--- Activity ---
Wherever the word "Number" appears in the entries, copy the whole line.

--- Exercise input ---
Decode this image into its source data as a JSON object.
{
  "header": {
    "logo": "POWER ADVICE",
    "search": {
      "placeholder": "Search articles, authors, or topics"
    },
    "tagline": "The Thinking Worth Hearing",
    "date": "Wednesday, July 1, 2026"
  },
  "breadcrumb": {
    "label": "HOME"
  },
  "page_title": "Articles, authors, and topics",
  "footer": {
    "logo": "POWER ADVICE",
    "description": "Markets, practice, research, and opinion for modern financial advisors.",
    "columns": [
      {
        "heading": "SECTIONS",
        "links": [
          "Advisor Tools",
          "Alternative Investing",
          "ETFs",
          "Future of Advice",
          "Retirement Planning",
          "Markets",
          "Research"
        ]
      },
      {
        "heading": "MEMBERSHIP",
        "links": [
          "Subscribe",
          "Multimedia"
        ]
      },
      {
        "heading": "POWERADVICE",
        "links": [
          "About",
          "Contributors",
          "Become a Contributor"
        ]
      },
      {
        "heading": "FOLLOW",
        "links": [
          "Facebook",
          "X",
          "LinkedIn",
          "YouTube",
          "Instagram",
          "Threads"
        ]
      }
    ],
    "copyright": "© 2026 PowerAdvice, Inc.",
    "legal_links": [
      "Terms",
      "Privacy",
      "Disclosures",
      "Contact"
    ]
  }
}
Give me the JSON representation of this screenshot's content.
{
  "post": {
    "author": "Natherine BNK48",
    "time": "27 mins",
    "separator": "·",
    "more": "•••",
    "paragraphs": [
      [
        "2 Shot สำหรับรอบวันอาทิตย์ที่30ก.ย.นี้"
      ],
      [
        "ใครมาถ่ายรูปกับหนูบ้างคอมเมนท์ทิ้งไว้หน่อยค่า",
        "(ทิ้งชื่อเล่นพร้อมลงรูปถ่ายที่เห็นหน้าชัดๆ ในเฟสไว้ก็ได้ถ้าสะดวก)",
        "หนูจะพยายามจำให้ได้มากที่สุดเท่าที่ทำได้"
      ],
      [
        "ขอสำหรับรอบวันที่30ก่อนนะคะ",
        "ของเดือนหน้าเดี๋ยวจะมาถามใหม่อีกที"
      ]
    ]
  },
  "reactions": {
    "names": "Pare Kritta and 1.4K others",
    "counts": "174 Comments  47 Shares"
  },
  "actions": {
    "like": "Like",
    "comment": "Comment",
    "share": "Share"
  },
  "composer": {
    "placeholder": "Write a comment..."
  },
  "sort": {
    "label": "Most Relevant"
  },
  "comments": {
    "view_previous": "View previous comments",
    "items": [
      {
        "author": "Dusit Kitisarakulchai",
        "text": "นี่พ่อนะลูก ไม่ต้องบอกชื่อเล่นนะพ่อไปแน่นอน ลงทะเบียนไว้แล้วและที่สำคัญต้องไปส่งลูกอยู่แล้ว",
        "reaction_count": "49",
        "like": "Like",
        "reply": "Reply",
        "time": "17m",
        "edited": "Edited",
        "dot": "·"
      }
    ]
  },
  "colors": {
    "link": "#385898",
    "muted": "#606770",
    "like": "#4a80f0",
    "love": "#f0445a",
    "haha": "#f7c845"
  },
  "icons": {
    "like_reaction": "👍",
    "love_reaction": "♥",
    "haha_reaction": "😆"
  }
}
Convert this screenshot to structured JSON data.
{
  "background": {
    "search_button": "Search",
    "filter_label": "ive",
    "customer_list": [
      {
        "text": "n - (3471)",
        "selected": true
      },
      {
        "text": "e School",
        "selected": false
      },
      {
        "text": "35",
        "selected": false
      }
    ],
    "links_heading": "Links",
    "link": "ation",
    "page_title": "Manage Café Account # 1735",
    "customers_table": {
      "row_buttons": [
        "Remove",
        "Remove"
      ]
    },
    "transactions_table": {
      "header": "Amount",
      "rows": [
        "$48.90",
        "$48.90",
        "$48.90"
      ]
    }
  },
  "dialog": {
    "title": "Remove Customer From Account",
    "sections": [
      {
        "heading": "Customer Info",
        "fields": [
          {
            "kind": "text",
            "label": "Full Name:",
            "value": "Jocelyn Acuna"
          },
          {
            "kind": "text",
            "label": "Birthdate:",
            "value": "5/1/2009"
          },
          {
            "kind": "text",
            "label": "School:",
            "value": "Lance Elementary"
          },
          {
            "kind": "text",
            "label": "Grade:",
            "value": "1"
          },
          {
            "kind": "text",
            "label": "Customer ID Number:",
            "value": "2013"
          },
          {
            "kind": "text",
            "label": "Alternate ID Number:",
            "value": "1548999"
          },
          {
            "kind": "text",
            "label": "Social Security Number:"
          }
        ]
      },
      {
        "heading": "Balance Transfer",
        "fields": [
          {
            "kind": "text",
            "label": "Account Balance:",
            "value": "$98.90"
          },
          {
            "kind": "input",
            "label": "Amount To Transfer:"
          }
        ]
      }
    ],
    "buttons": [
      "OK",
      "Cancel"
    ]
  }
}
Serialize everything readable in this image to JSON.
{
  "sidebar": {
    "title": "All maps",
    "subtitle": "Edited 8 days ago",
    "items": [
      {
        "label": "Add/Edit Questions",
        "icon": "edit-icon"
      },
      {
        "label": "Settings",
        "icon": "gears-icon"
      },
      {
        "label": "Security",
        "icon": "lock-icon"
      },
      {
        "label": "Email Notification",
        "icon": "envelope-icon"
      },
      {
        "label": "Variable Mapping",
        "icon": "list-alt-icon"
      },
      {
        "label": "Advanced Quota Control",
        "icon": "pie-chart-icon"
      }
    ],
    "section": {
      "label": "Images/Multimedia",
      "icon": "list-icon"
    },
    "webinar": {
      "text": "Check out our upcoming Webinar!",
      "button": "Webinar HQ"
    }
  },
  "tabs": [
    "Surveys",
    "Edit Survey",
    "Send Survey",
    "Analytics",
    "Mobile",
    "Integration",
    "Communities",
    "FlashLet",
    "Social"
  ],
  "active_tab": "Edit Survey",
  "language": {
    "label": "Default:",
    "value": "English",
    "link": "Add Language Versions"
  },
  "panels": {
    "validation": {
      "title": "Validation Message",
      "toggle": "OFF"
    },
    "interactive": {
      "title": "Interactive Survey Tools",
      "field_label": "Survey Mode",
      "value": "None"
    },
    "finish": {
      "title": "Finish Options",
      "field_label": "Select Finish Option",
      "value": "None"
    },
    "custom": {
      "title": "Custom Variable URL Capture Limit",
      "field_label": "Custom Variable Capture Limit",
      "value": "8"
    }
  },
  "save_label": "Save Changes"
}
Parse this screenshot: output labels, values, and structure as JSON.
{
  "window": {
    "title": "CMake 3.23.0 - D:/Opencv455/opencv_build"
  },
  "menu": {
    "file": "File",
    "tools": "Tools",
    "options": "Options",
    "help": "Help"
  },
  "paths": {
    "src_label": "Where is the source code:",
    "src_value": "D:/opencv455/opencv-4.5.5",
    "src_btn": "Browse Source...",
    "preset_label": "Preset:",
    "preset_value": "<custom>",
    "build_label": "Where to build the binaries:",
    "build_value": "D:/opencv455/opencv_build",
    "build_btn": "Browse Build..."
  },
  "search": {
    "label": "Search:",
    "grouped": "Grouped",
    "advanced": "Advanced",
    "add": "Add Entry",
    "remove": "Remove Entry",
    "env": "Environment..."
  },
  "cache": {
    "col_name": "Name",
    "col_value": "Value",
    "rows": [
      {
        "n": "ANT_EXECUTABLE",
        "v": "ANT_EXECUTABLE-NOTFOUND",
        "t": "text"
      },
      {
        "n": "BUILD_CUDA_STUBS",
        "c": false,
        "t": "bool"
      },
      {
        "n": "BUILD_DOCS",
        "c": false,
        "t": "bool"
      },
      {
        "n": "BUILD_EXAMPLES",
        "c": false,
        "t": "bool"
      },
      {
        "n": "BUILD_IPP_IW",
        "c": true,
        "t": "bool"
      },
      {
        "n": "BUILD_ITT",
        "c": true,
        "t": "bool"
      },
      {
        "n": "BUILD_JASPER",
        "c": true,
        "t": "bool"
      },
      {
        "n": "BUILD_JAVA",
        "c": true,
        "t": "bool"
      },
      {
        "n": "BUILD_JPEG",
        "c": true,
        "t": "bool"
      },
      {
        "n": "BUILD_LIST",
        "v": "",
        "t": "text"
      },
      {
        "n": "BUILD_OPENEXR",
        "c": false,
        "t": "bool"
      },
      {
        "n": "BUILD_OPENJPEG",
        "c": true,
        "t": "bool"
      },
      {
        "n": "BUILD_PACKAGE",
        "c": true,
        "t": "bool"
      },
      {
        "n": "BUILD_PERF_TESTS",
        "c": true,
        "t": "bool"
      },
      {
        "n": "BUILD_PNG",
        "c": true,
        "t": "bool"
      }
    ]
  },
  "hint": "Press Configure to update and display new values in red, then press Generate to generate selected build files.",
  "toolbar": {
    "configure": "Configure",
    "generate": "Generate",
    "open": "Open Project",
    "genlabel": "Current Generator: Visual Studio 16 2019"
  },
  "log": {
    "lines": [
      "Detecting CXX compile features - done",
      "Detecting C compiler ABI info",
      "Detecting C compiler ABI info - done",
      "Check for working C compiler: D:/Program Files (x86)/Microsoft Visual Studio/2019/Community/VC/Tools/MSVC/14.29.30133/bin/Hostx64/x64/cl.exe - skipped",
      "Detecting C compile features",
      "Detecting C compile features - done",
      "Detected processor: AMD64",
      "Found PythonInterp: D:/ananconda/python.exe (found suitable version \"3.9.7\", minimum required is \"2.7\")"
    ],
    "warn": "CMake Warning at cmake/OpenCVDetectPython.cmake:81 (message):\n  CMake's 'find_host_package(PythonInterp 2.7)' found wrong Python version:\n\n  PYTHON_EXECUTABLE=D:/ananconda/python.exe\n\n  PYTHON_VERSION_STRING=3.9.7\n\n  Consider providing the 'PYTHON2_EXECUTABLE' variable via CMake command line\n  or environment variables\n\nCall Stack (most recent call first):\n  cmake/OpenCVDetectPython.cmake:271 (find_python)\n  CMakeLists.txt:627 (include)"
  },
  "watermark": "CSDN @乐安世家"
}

--- Your solution ---
            "label": "Customer ID Number:",
            "label": "Alternate ID Number:",
            "label": "Social Security Number:"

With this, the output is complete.